Items from a data source:
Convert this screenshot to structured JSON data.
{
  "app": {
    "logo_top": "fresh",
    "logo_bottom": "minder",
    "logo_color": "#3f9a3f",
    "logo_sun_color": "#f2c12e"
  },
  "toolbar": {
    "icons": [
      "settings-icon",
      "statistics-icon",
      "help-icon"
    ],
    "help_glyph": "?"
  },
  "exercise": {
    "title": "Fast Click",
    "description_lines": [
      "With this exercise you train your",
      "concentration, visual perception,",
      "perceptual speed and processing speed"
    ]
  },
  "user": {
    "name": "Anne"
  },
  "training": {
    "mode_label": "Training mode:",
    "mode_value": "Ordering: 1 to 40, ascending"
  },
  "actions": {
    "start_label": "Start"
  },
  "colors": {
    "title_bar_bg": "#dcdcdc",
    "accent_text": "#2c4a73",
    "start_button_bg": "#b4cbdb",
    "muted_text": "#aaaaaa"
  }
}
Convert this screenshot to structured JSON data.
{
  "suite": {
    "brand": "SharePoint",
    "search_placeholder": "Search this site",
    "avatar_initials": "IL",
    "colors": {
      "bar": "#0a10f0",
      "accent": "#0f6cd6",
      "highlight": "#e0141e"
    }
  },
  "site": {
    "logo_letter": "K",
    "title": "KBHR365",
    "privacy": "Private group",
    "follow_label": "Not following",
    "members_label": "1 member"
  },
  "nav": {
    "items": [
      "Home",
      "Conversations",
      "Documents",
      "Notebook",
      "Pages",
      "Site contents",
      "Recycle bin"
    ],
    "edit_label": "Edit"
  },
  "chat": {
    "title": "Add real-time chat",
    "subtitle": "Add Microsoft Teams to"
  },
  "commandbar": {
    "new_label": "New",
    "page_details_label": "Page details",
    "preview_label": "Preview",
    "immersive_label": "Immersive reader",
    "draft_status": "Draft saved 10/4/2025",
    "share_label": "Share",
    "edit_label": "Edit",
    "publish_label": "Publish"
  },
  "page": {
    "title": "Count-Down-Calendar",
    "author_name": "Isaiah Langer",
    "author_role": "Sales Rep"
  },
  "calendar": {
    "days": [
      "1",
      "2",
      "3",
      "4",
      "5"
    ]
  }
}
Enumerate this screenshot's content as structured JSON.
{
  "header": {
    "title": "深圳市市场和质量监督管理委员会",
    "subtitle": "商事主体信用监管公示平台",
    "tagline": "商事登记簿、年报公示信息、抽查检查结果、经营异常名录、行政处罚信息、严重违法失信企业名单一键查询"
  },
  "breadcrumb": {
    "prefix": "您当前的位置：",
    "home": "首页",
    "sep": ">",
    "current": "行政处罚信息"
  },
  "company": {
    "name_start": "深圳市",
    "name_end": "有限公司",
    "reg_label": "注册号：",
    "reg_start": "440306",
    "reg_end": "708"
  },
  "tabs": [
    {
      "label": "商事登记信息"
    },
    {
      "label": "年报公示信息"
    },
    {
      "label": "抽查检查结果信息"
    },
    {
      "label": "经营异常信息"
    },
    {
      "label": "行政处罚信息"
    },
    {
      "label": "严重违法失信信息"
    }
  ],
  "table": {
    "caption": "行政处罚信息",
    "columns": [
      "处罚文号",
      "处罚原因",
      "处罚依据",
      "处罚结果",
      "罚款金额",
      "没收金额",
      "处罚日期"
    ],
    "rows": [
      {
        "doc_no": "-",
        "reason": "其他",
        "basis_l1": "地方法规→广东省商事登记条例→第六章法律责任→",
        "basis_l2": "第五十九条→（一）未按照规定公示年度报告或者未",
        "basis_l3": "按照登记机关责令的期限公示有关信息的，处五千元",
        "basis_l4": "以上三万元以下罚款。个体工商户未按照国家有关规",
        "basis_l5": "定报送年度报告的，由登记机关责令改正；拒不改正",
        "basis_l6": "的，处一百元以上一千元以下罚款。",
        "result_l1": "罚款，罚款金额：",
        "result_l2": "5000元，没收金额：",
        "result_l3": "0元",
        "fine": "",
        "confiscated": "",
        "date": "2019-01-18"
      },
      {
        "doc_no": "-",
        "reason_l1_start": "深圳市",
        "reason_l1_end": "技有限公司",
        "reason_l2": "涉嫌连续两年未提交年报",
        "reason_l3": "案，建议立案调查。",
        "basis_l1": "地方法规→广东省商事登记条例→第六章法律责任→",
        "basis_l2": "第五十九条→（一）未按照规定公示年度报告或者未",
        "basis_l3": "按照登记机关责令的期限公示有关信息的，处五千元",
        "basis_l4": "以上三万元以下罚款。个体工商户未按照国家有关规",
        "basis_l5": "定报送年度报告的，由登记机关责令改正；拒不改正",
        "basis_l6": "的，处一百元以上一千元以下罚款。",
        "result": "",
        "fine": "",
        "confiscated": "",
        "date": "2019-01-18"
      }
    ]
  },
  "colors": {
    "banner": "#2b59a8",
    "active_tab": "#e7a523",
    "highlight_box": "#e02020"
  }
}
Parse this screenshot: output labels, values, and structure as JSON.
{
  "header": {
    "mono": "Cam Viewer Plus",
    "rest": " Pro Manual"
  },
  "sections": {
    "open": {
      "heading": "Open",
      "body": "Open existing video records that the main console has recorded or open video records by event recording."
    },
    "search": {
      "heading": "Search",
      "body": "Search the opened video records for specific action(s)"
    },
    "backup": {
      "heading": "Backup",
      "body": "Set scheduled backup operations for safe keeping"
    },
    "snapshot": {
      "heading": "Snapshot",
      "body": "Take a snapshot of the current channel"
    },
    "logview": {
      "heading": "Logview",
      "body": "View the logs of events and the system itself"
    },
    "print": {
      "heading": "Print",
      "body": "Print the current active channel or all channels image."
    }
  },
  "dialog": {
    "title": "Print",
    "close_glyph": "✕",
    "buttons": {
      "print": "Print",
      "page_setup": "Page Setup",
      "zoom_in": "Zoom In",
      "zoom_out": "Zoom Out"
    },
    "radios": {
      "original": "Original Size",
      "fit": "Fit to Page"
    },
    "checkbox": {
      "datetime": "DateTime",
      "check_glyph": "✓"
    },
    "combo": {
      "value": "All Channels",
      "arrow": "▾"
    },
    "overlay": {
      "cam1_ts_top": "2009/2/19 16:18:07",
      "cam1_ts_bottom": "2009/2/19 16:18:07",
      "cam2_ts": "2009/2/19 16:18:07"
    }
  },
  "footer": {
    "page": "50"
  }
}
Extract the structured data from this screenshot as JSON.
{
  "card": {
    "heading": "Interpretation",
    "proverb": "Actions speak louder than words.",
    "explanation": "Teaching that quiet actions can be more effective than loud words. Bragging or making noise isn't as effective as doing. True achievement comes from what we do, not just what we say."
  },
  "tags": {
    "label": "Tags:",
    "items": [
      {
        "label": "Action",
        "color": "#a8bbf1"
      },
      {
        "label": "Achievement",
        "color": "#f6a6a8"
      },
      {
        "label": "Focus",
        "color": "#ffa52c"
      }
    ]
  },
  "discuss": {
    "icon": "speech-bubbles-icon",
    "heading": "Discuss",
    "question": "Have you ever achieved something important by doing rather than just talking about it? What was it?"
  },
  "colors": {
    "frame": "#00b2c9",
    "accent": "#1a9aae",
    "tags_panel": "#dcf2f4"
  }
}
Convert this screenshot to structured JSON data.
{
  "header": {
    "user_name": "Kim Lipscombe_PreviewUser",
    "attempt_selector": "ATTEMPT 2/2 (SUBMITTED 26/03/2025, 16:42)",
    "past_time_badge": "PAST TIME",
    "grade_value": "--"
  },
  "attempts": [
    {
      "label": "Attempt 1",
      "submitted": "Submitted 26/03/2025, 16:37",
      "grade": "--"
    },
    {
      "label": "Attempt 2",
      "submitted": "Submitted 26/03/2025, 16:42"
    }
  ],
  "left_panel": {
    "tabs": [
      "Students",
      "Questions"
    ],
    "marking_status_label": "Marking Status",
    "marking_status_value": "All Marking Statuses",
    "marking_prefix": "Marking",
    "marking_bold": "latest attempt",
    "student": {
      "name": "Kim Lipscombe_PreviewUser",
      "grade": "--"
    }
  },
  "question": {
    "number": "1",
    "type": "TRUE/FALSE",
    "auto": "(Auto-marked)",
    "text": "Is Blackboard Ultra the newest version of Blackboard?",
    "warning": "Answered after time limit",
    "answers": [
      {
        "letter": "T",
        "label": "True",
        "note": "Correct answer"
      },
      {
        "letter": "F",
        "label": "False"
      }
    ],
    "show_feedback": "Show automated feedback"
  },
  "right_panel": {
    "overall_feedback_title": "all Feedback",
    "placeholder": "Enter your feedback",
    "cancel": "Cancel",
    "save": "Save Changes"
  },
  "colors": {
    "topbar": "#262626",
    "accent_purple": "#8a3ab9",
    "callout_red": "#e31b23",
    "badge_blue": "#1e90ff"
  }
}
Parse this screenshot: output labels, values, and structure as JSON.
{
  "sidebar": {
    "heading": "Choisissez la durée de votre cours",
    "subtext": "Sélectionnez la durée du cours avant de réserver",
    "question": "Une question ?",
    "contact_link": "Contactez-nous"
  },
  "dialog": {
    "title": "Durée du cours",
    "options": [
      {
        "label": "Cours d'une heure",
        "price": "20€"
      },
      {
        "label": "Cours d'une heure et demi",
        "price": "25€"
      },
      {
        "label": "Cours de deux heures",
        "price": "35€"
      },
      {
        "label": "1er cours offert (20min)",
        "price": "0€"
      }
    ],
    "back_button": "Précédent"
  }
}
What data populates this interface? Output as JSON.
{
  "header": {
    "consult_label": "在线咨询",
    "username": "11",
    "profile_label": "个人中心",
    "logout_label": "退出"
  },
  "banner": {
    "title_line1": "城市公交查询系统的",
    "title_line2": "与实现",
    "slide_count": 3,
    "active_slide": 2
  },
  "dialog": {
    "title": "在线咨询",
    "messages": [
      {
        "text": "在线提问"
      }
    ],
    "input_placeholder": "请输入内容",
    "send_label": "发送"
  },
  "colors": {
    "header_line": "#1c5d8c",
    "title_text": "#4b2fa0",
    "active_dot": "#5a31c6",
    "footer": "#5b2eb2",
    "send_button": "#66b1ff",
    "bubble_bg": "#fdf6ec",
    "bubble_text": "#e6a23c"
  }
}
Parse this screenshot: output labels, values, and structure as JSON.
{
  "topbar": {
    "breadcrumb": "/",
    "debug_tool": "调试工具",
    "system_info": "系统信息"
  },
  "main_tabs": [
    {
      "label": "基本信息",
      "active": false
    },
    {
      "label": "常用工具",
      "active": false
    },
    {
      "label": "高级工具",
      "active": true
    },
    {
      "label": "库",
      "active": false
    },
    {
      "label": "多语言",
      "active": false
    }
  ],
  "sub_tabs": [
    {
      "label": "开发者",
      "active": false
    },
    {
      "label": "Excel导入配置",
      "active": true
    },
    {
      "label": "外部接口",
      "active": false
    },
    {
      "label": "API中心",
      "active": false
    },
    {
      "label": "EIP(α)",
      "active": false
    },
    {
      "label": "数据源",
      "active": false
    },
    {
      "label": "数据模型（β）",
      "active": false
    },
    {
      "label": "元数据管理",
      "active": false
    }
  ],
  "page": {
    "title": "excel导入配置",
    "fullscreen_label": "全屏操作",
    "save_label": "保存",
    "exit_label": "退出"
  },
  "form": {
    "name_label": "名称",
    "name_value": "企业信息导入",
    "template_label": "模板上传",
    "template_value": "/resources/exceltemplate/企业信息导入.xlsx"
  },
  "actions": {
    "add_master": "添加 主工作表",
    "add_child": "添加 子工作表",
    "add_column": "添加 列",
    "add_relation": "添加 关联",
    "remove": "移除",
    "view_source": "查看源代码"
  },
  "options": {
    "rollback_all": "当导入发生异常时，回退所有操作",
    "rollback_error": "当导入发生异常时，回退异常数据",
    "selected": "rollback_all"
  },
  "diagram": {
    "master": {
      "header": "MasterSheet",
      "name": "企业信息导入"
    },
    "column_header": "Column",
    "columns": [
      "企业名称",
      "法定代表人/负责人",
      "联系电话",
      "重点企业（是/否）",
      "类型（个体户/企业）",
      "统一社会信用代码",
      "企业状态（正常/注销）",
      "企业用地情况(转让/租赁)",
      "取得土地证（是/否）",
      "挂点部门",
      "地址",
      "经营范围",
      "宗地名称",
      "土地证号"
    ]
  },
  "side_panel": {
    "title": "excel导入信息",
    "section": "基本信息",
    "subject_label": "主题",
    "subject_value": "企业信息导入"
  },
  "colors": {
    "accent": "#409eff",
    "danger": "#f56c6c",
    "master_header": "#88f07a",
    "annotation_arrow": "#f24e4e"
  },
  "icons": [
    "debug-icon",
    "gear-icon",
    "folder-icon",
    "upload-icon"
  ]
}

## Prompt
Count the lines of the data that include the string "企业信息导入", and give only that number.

## Task result
4